I can’t remember exactly when I first became interested in the beautiful Japanese art of bonsai. It was probably in the 1960s, when I traveled to Japan on four different occasions. On one of those trips, I climbed Mt. Fuji with friends, an exciting story for another time.
At the hotel where we stayed the night before our climb, I was quite taken with their bonsai garden. Many of the trees there were over 100 years old with an incredible history. I vowed then to learn how to create these for myself. I brought home many of the “bon” or trays in which to plant the trees. They have survived many moves since that time.
Before I go any further, I want to make sure you know how to pronounce the word “bonsai.” I’ve heard it called everything, including “banzai,” which is the suicide attack word used by the Japanese during World War II. The correct pronunciation is a softer sound of “bone-sigh.”
On one of my favorite sites, you can discuss issues with other bonsai enthusiasts, order supplies, buy bonsai books and tools, learn new techniques, and so much more.
The American Bonsai Society, Inc. was founded in 1967, around the same time I visited the bonsai gardens in Japan. Their official site has many beautiful pictures of bonsai.
I think you can tell from these pictures and from the websites I’ve listed that bonsai is the art of miniaturizing a tree or group of trees. Land is so precious in Japan that often the only way a person can experience nature or go into a forest is to kneel silently before a “grove” of bonsai trees in a tray. In this way, we can simply let ourselves melt into the tiny landscape and imagine walking among the trees, or be drawn into sitting at the base of an old tree. It’s difficult for me to describe this type of meditation, but it is a very effective way to put yourself into a peaceful setting, if only temporarily.

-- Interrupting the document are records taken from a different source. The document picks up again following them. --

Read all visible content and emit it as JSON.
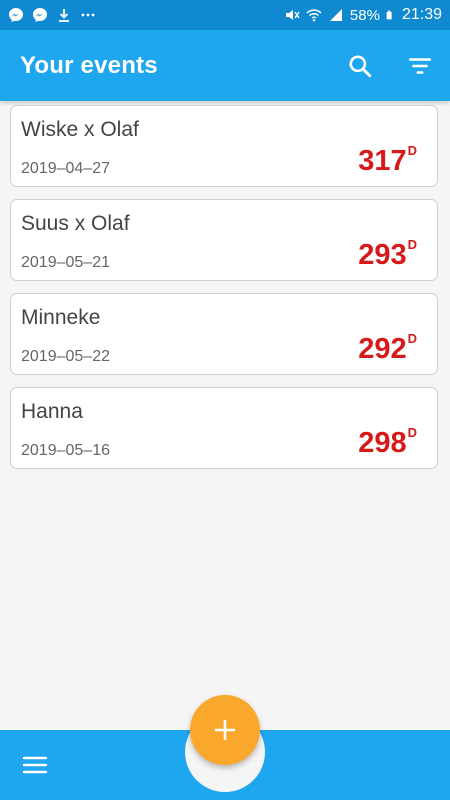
{
  "status_bar": {
    "left_icons": [
      "messenger-icon",
      "messenger-icon",
      "download-icon",
      "more-dots-icon"
    ],
    "battery": "58%",
    "time": "21:39"
  },
  "app_bar": {
    "title": "Your events",
    "actions": [
      "search-icon",
      "filter-icon"
    ]
  },
  "events": [
    {
      "name": "Wiske x Olaf",
      "date": "2019–04–27",
      "days": "317",
      "unit": "D"
    },
    {
      "name": "Suus x Olaf",
      "date": "2019–05–21",
      "days": "293",
      "unit": "D"
    },
    {
      "name": "Minneke",
      "date": "2019–05–22",
      "days": "292",
      "unit": "D"
    },
    {
      "name": "Hanna",
      "date": "2019–05–16",
      "days": "298",
      "unit": "D"
    }
  ],
  "colors": {
    "status_bar": "#0f89d0",
    "app_bar": "#1ea6ee",
    "days_text": "#d61a1a",
    "fab": "#f9a82c",
    "background": "#f5f5f5"
  },
  "bottom_bar": {
    "menu_icon": "hamburger-menu-icon",
    "fab_icon": "plus-icon"
  }
}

If you can imagine this pot filled with a miniature grove, then you have the ability to create one of your own. The Wikipedia site on bonsai has many beautiful pictures of not only groves and forests, but of other styles that can be produced.
There are a variety of ways to begin a bonsai. What I talk about here is one of the methods I was taught in the 70s at Cal Poly San Luis Obispo.
The roots of a bonsai are trimmed and secured to a pot or bon with a wire threaded through a wire mesh and tied around a twig underneath. This is one of my pots from an old bonsai that didn’t live. As you can see, there are many sizes and shapes for the trays, or pots.
Once the plant is secured in the pot, soil is pressed around the base and roots. Try to find bits of moss, carefully lift it up and transfer it to the top of the soil. This helps to keep the soil from washing away, as well as helping to create an illusion of age.
Then the process begins of trimming the tree itself to a size and shape you desire. This is not to be done in a hurry. The entire process is quite meditative and I can get completely lost in it all.
There are many ways to proceed. One trick in getting the gnarled effect right away is to buy an aging root bound plant from a nursery, like a Juniper that is no longer really any good for planting in your yard. I love the ones that seem to be growing around a rock. The roots have been secured in such a way that the tree appears to be sitting on top.
When I start talking about bonsai, I don’t know where to stop. There is so much to say. All I can suggest is that you get a book from the library to start out, find a nice flat tray, get a plant and just try your hand.
Before COVID hit our island, there was an annual show put on by the Big Island Bonsai Association, but I couldn’t find anything that says whether it continues.
I promise you that it’s extremely addicting. Once you start, you may never be able to stop. Why would you want to??
A hui hou!